## Problem to solve:
How many of the lines below hold "Edit"? Only the number, please.

---------- Recorded data ----------

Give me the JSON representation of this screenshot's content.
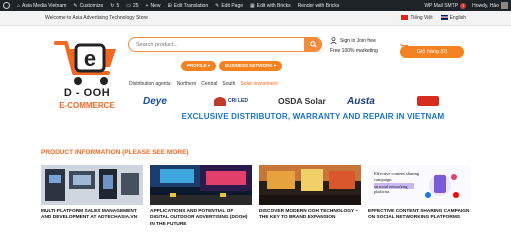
{
  "adminbar": {
    "site_name": "Asia Media Vietnam",
    "customize": "Customize",
    "updates": "5",
    "comments": "25",
    "new": "New",
    "edit_translation": "Edit Translation",
    "edit_page": "Edit Page",
    "edit_bricks": "Edit with Bricks",
    "render_bricks": "Render with Bricks",
    "smtp": "WP Mail SMTP",
    "smtp_count": "1",
    "howdy": "Howdy, Hảo"
  },
  "topbar": {
    "welcome": "Welcome to Asia Advertising Technology Store",
    "lang_vi": "Tiếng Việt",
    "lang_en": "English"
  },
  "logo": {
    "line1": "D - OOH",
    "line2": "E-COMMERCE"
  },
  "search": {
    "placeholder": "Search product..."
  },
  "menu": {
    "profile": "PROFILE",
    "network": "BUSINESS NETWORK"
  },
  "account": {
    "signin": "Sign in Join free",
    "marketing": "Free 100% marketing"
  },
  "cart": {
    "label": "Giỏ hàng (0)"
  },
  "agents": {
    "label": "Distribution agents:",
    "items": [
      "Northern",
      "Central",
      "South",
      "Solar investment"
    ]
  },
  "brands": [
    "Deye",
    "CRI LED",
    "OSDA Solar",
    "Austa",
    "Brand 5"
  ],
  "tagline": "EXCLUSIVE DISTRIBUTOR, WARRANTY AND REPAIR IN VIETNAM",
  "section_title": "PRODUCT INFORMATION (PLEASE SEE MORE)",
  "posts": [
    {
      "title": "MULTI-PLATFORM SALES MANAGEMENT AND DEVELOPMENT AT ADTECHASIA.VN"
    },
    {
      "title": "APPLICATIONS AND POTENTIAL OF DIGITAL OUTDOOR ADVERTISING (DOOH) IN THE FUTURE"
    },
    {
      "title": "DISCOVER MODERN OOH TECHNOLOGY – THE KEY TO BRAND EXPANSION"
    },
    {
      "title": "EFFECTIVE CONTENT SHARING CAMPAIGN ON SOCIAL NETWORKING PLATFORMS",
      "thumb_text_1": "Effective content sharing campaign",
      "thumb_text_2": "on social networking platforms"
    }
  ],
  "colors": {
    "accent": "#f58220",
    "blue": "#1a73c8",
    "adminbar": "#1d2327"
  }
}
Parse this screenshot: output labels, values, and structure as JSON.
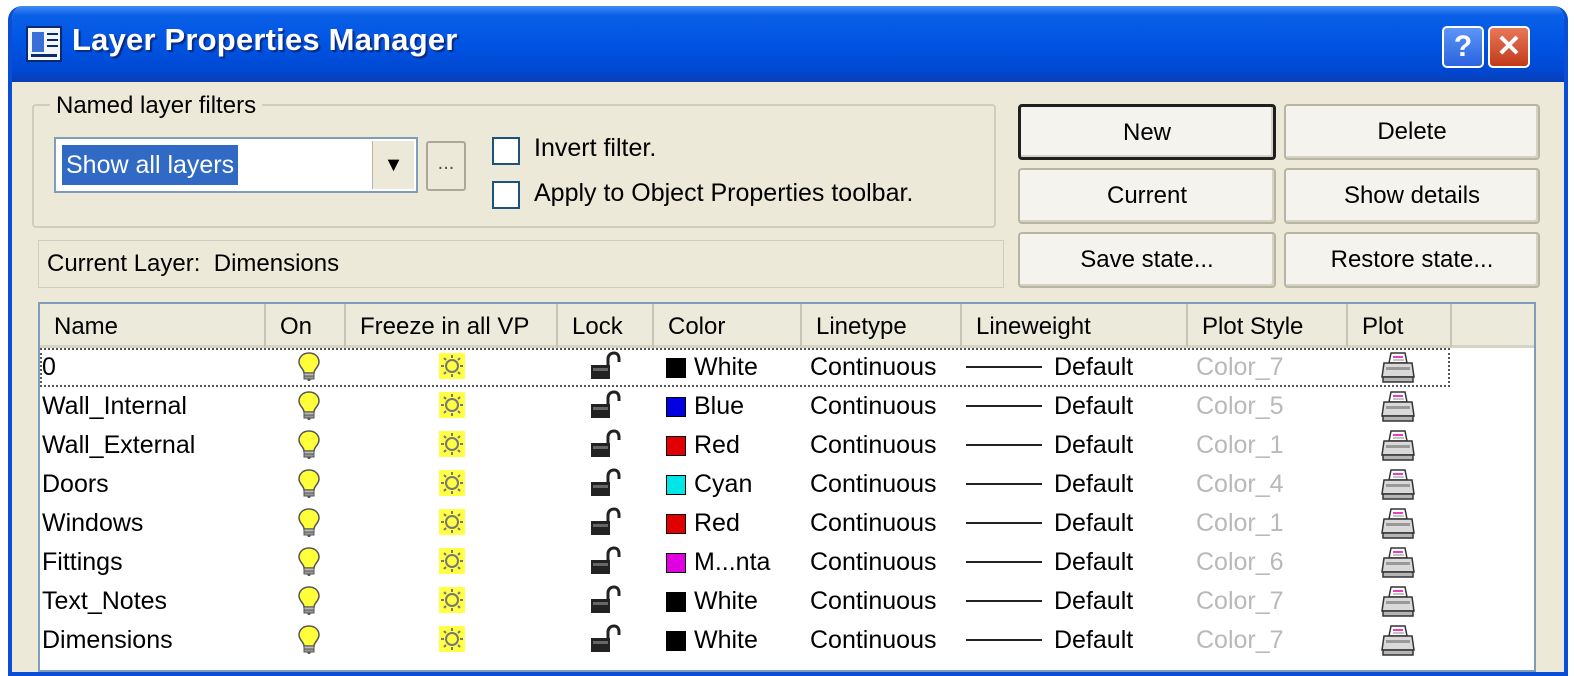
{
  "window": {
    "title": "Layer Properties Manager",
    "help_label": "?",
    "close_label": "✕",
    "title_color": "#0054e3"
  },
  "filters": {
    "group_label": "Named layer filters",
    "selected": "Show all layers",
    "ellipsis_label": "...",
    "invert_label": "Invert filter.",
    "invert_checked": false,
    "apply_label": "Apply to Object Properties toolbar.",
    "apply_checked": false
  },
  "buttons": {
    "new": "New",
    "delete": "Delete",
    "current": "Current",
    "show_details": "Show details",
    "save_state": "Save state...",
    "restore_state": "Restore state..."
  },
  "current_layer": {
    "label": "Current Layer:",
    "value": "Dimensions"
  },
  "table": {
    "columns": [
      "Name",
      "On",
      "Freeze in all VP",
      "Lock",
      "Color",
      "Linetype",
      "Lineweight",
      "Plot Style",
      "Plot"
    ],
    "rows": [
      {
        "name": "0",
        "on": "lightbulb-on-icon",
        "freeze": "sun-thawed-icon",
        "lock": "unlocked-padlock-icon",
        "color": "White",
        "swatch": "#000000",
        "linetype": "Continuous",
        "lineweight": "Default",
        "plot_style": "Color_7",
        "plot": "printer-icon"
      },
      {
        "name": "Wall_Internal",
        "on": "lightbulb-on-icon",
        "freeze": "sun-thawed-icon",
        "lock": "unlocked-padlock-icon",
        "color": "Blue",
        "swatch": "#0000e0",
        "linetype": "Continuous",
        "lineweight": "Default",
        "plot_style": "Color_5",
        "plot": "printer-icon"
      },
      {
        "name": "Wall_External",
        "on": "lightbulb-on-icon",
        "freeze": "sun-thawed-icon",
        "lock": "unlocked-padlock-icon",
        "color": "Red",
        "swatch": "#e00000",
        "linetype": "Continuous",
        "lineweight": "Default",
        "plot_style": "Color_1",
        "plot": "printer-icon"
      },
      {
        "name": "Doors",
        "on": "lightbulb-on-icon",
        "freeze": "sun-thawed-icon",
        "lock": "unlocked-padlock-icon",
        "color": "Cyan",
        "swatch": "#00e6e6",
        "linetype": "Continuous",
        "lineweight": "Default",
        "plot_style": "Color_4",
        "plot": "printer-icon"
      },
      {
        "name": "Windows",
        "on": "lightbulb-on-icon",
        "freeze": "sun-thawed-icon",
        "lock": "unlocked-padlock-icon",
        "color": "Red",
        "swatch": "#e00000",
        "linetype": "Continuous",
        "lineweight": "Default",
        "plot_style": "Color_1",
        "plot": "printer-icon"
      },
      {
        "name": "Fittings",
        "on": "lightbulb-on-icon",
        "freeze": "sun-thawed-icon",
        "lock": "unlocked-padlock-icon",
        "color": "M...nta",
        "swatch": "#e000e0",
        "linetype": "Continuous",
        "lineweight": "Default",
        "plot_style": "Color_6",
        "plot": "printer-icon"
      },
      {
        "name": "Text_Notes",
        "on": "lightbulb-on-icon",
        "freeze": "sun-thawed-icon",
        "lock": "unlocked-padlock-icon",
        "color": "White",
        "swatch": "#000000",
        "linetype": "Continuous",
        "lineweight": "Default",
        "plot_style": "Color_7",
        "plot": "printer-icon"
      },
      {
        "name": "Dimensions",
        "on": "lightbulb-on-icon",
        "freeze": "sun-thawed-icon",
        "lock": "unlocked-padlock-icon",
        "color": "White",
        "swatch": "#000000",
        "linetype": "Continuous",
        "lineweight": "Default",
        "plot_style": "Color_7",
        "plot": "printer-icon"
      }
    ]
  }
}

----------

## Output of the exercise:
3